Walk into a Pacific Northwest forest and you will be dwarfed under the branches of a Douglas fir. Their tall conical peaks dot the horizon, growing strong and straight. The qualities that make them majestic also make them an extraordinary building material: they are strong, relatively light, easy to mill, and dimensionally stable.
Douglas firs (Pseudotsuga menziesii) are fast-growing trees, native to the western US and able to flourish without irrigation. They are more fire resistant than other tree types because they have a thick corklike bark and lack lower foliage. Fire may leave them charred, yet they have evolved to survive — even thrive — within such extremes.
Carbon12 uses Douglas fir lumber in its columns, beams and the bottom layer of the exposed CLT panels. The interior of the panels are spruce-pine-fir (SPF) from the forests of British Columbia, including those infested by the Mountain pine beetle. While the beetle kill wood’s beauty has been diminished, the strength of the lumber remains. Finding a good use for this damaged wood decreases fire risk and increases the overall health of the forest.
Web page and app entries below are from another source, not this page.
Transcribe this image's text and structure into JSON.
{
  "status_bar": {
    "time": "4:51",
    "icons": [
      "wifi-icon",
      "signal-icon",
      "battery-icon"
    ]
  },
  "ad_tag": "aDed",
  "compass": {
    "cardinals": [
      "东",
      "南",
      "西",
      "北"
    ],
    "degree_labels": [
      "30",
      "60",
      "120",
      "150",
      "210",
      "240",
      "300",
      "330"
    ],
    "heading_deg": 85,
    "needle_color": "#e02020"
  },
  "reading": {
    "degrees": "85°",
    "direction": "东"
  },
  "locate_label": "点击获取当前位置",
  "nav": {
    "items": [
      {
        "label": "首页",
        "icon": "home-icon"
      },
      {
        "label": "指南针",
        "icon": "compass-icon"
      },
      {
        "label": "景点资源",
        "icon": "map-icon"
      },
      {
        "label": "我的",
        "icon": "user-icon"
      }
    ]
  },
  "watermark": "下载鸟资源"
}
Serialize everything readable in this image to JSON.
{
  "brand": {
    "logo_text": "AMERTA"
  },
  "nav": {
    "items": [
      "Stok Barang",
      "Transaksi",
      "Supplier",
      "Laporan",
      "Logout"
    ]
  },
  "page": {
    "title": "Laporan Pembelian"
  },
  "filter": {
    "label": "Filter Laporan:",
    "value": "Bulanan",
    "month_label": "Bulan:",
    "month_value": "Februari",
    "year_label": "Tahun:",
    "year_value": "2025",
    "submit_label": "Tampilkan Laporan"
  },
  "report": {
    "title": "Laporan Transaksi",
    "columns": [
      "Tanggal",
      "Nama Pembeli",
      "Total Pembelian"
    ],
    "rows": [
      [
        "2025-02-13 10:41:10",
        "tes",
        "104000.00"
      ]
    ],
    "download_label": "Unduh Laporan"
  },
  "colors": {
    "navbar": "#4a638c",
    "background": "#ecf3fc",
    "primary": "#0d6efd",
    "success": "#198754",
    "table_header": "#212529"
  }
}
- Learn more about Douglas firs
Read more about Mountain pine beetle
Beetle kill references trees that have been infected by the Mountain pine beetle. The pine beetle burrows through the bark and leaves a fungus in its wake that it is easy to spot. Most lumber has a “blue” discoloration in various areas and can have pin needle sized holes or grooves. Eventually this fungus would kill the tree. Infected or dead trees are then left standing in the forest where they are susceptible to forest fires or decomposition which allows its stored carbon to be released back into the atmosphere. Removal of these trees from the forest promotes health regeneration and further carbon sequestration.
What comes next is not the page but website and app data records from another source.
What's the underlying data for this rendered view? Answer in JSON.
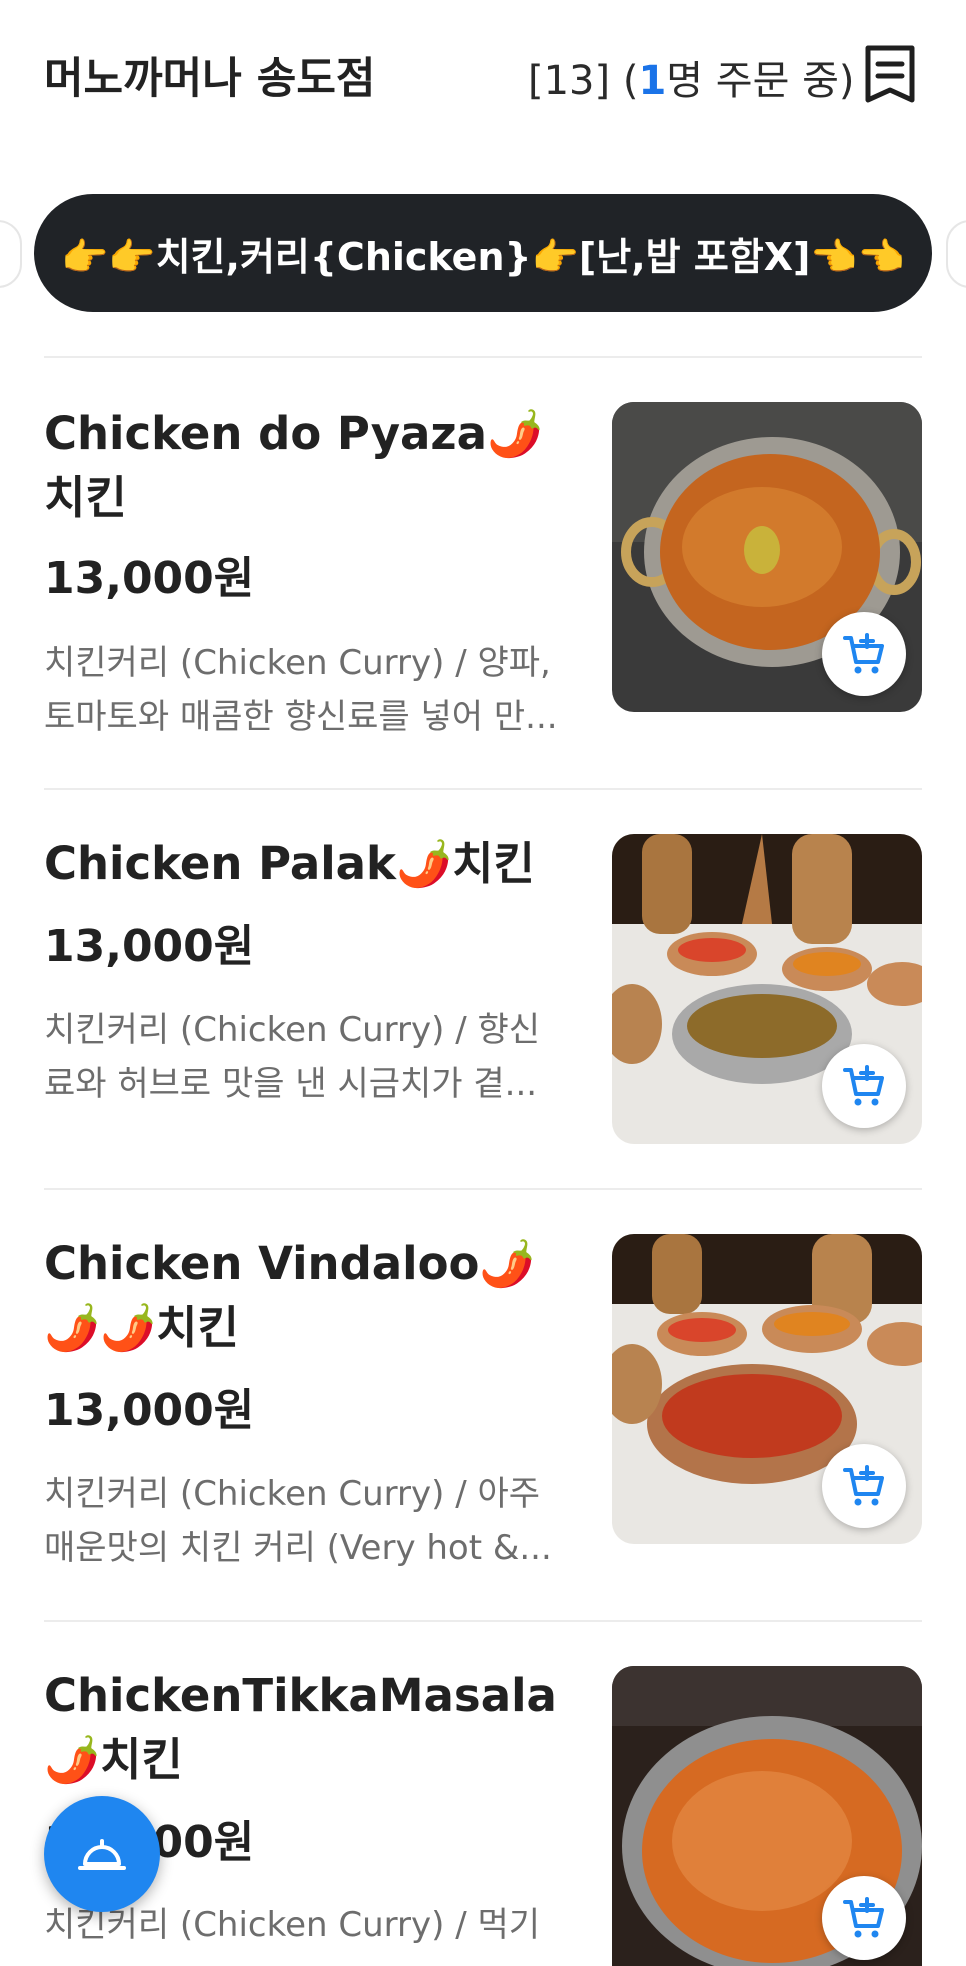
{
  "header": {
    "store_name": "머노까머나 송도점",
    "order_prefix": "[13] (",
    "order_count": "1",
    "order_suffix": "명 주문 중)",
    "receipt_icon": "receipt-icon"
  },
  "category": {
    "label": "👉👉치킨,커리{Chicken}👉[난,밥 포함X]👈👈"
  },
  "menu": {
    "items": [
      {
        "name": "Chicken do Pyaza🌶️치킨",
        "price": "13,000원",
        "desc": "치킨커리 (Chicken Curry) / 양파, 토마토와 매콤한 향신료를 넣어 만...",
        "image_icon": "curry-bowl-image"
      },
      {
        "name": "Chicken Palak🌶️치킨",
        "price": "13,000원",
        "desc": "치킨커리 (Chicken Curry) / 향신료와 허브로 맛을 낸 시금치가 곁...",
        "image_icon": "curry-bowl-image"
      },
      {
        "name": "Chicken Vindaloo🌶️🌶️🌶️치킨",
        "price": "13,000원",
        "desc": "치킨커리 (Chicken Curry) / 아주 매운맛의 치킨 커리 (Very hot &...",
        "image_icon": "curry-bowl-image"
      },
      {
        "name": "ChickenTikkaMasala🌶️치킨",
        "price": "13,000원",
        "desc": "치킨커리 (Chicken Curry) / 먹기",
        "image_icon": "curry-bowl-image"
      }
    ]
  },
  "colors": {
    "accent": "#1f86f0",
    "pill": "#202327",
    "desc_text": "#6d6d6d"
  }
}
Responsible timber harvest for long-lived wood products like mass timber helps reduce the risk of wildfire and disease and provides climate-positive materials for our economy.
— Mark Wishnie, Director of Global Forestry and Wood Products, The Nature Conservancy
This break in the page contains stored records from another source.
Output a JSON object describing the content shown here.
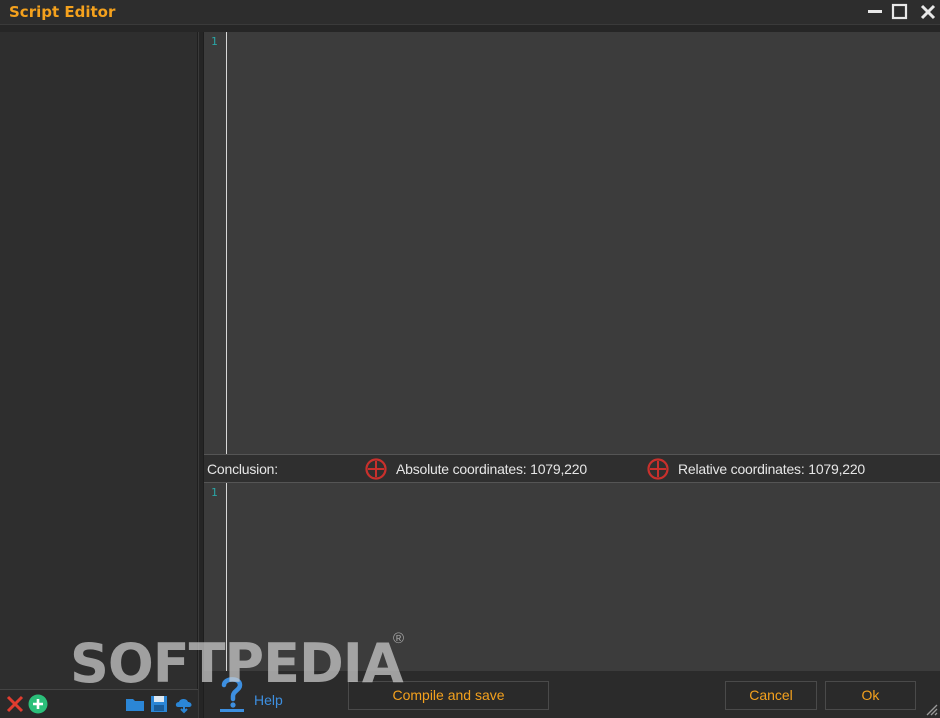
{
  "window": {
    "title": "Script Editor",
    "controls": {
      "minimize_icon": "minimize-icon",
      "maximize_icon": "maximize-icon",
      "close_icon": "close-icon"
    }
  },
  "editor_top": {
    "line_numbers": [
      "1"
    ]
  },
  "editor_bottom": {
    "line_numbers": [
      "1"
    ]
  },
  "conclusion": {
    "label": "Conclusion:",
    "absolute": "Absolute coordinates: 1079,220",
    "relative": "Relative coordinates: 1079,220",
    "icon": "crosshair-icon"
  },
  "bottom": {
    "help_label": "Help",
    "compile_label": "Compile and save",
    "cancel_label": "Cancel",
    "ok_label": "Ok"
  },
  "left_toolbar": {
    "icons": [
      "delete-icon",
      "add-icon",
      "folder-icon",
      "save-icon",
      "cloud-icon"
    ]
  },
  "watermark": {
    "text": "SOFTPEDIA",
    "mark": "®"
  },
  "colors": {
    "accent": "#f4a11d",
    "link": "#3d8fe0",
    "crosshair": "#c9302c",
    "line_number": "#2aa6a6",
    "editor_bg": "#3c3c3c"
  }
}
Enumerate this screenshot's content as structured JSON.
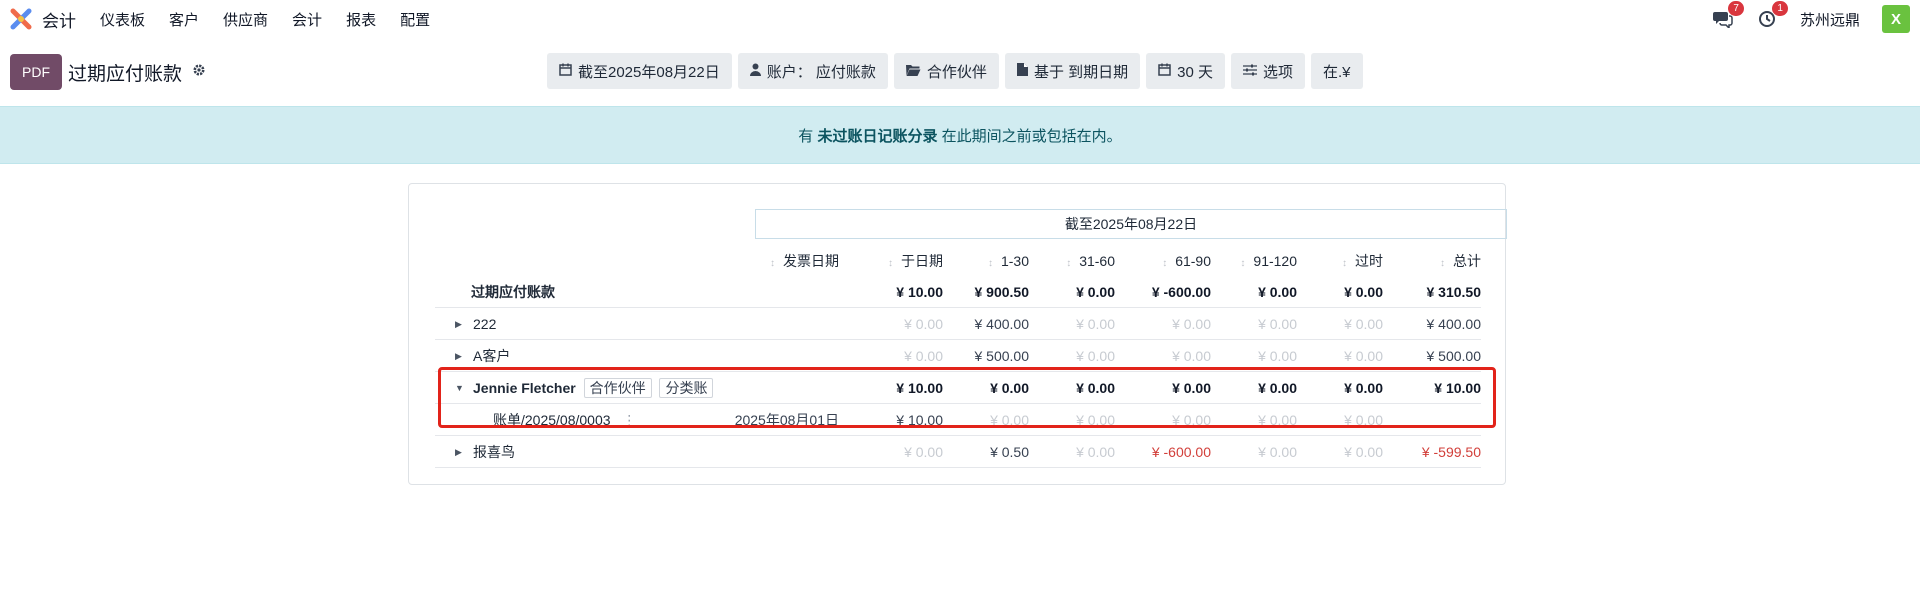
{
  "navbar": {
    "app_name": "会计",
    "menu": [
      "仪表板",
      "客户",
      "供应商",
      "会计",
      "报表",
      "配置"
    ],
    "chat_badge": "7",
    "activity_badge": "1",
    "company": "苏州远鼎",
    "avatar_letter": "X",
    "icons": [
      "app-logo-icon",
      "chat-icon",
      "clock-icon"
    ]
  },
  "control": {
    "pdf_label": "PDF",
    "title": "过期应付账款",
    "filters": [
      {
        "icon": "calendar-icon",
        "label": "截至2025年08月22日"
      },
      {
        "icon": "user-icon",
        "label": "账户： 应付账款"
      },
      {
        "icon": "folder-icon",
        "label": "合作伙伴"
      },
      {
        "icon": "file-icon",
        "label": "基于 到期日期"
      },
      {
        "icon": "calendar-icon",
        "label": "30 天"
      },
      {
        "icon": "sliders-icon",
        "label": "选项"
      },
      {
        "icon": "",
        "label": "在.¥"
      }
    ]
  },
  "alert": {
    "prefix": "有",
    "strong": "未过账日记账分录",
    "suffix": "在此期间之前或包括在内。"
  },
  "report": {
    "period": "截至2025年08月22日",
    "columns": [
      "发票日期",
      "于日期",
      "1-30",
      "31-60",
      "61-90",
      "91-120",
      "过时",
      "总计"
    ],
    "total_row": {
      "label": "过期应付账款",
      "values": [
        "",
        "¥ 10.00",
        "¥ 900.50",
        "¥ 0.00",
        "¥ -600.00",
        "¥ 0.00",
        "¥ 0.00",
        "¥ 310.50"
      ]
    },
    "rows": [
      {
        "label": "222",
        "values": [
          "",
          "¥ 0.00",
          "¥ 400.00",
          "¥ 0.00",
          "¥ 0.00",
          "¥ 0.00",
          "¥ 0.00",
          "¥ 400.00"
        ]
      },
      {
        "label": "A客户",
        "values": [
          "",
          "¥ 0.00",
          "¥ 500.00",
          "¥ 0.00",
          "¥ 0.00",
          "¥ 0.00",
          "¥ 0.00",
          "¥ 500.00"
        ]
      },
      {
        "label": "Jennie Fletcher",
        "tags": [
          "合作伙伴",
          "分类账"
        ],
        "values": [
          "",
          "¥ 10.00",
          "¥ 0.00",
          "¥ 0.00",
          "¥ 0.00",
          "¥ 0.00",
          "¥ 0.00",
          "¥ 10.00"
        ]
      },
      {
        "label": "账单/2025/08/0003",
        "values": [
          "2025年08月01日",
          "¥ 10.00",
          "¥ 0.00",
          "¥ 0.00",
          "¥ 0.00",
          "¥ 0.00",
          "¥ 0.00",
          ""
        ]
      },
      {
        "label": "报喜鸟",
        "values": [
          "",
          "¥ 0.00",
          "¥ 0.50",
          "¥ 0.00",
          "¥ -600.00",
          "¥ 0.00",
          "¥ 0.00",
          "¥ -599.50"
        ]
      }
    ]
  },
  "colors": {
    "brand": "#714b67",
    "alert_bg": "#d1ecf1",
    "negative": "#d23f3a",
    "highlight": "#e2231a"
  }
}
Working with Our Forests
It may surprise many Americans that the United States has some of the largest tree stands in the world. We have more trees standing in America today than we did 100 years ago. Since 1953, the US annual net timber growth has exceeded annual harvest. Because Oregon’s forests are currently growing twice as much wood annually than is harvested, there is a surplus of trees and the potential for increased harvesting if done properly.
Unfortunately, many of the forests in our country are threatened from undermanagement. Global climate change is creating some of the hottest temperatures on record, and some of the coldest winters. These extreme conditions allow insects and diseases to flourish, moving through our forests unabated. Millions of acres of beetle kill wood sit unharvested, leaving a tinder box for forest fires.
The removal of dead and dying timber, the use of controlled burns, and the removal of carefully selected timber stands promotes regrowth of healthy trees. This, in turn, maintains a healthy habitat for wildlife and lessens the potential for large scale, devastating wildfires. Since CLT and mass timber use small-diameter trees, these properly managed approaches support the use of mass timber.
Mass timber buildings constructed with wood from climate-smart forests in the Pacific Northwest are an effective and powerful solution to the climate crisis.
— Brent Davies, VP Forests & Ecosystem Services, Ecotrust
Did You Know?
132 tons of carbon were sequestered in the CLT, glulam columns and beams of Carbon12.
The use of concrete is so ubiquitous that it renders it almost invisible — seen as inconsequential and inevitable. Yet concrete production releases millions of tons of carbon dioxide per year, far faster than trees can absorb. In fact, concrete is second only to water as the most-consumed resource on the planet. If concrete production were a country, it would sit behind only the United States and China as a producer of carbon emissions. Source
Revitalizing Rural Economies
In Oregon, once considered the Timberland Empire, timber represented more than 50% of the state’s economy. As of 2019, the figure is below 12% and falling — and not for lack of inventory. Formerly thriving timber towns are now struggling to provide basic services such as schools, law enforcement, and public libraries. Young people are fleeing to the cities and better-paying jobs. An investment in mass timber could be the catalyst for a momentous revitalization of small timber towns.
If urban centers started using mass timber as the primary material in large scale buildings, rural logging and lumber industries of the Pacific Northwest would be turned back on. Well-paying jobs would be available in mills and new advances in equipment would mean increased efficiency and improved safety. Large tracts of dormant timber stands could then be harvested and replanted as demand for lumber increases.
Did You Know?
More than 76% of Oregon’s timber harvest production comes from forest lands that are owned by private companies, small private families, and native tribes.
Historic Wood Buildings
Across the world, wood structures range from log cabins, simple homes, opulent mansions, soaring warehouses, ancient temples and more.
Horyuji Temple — Considered the oldest standing wood structure in the world, this temple in Japan has stood the test of time for 1300 years.
Tillamook Air Museum — The air museum in Oregon is currently the largest wooden building in the world. Built in 1923, this giant blimp hangar covers seven acres and is 15 stories high.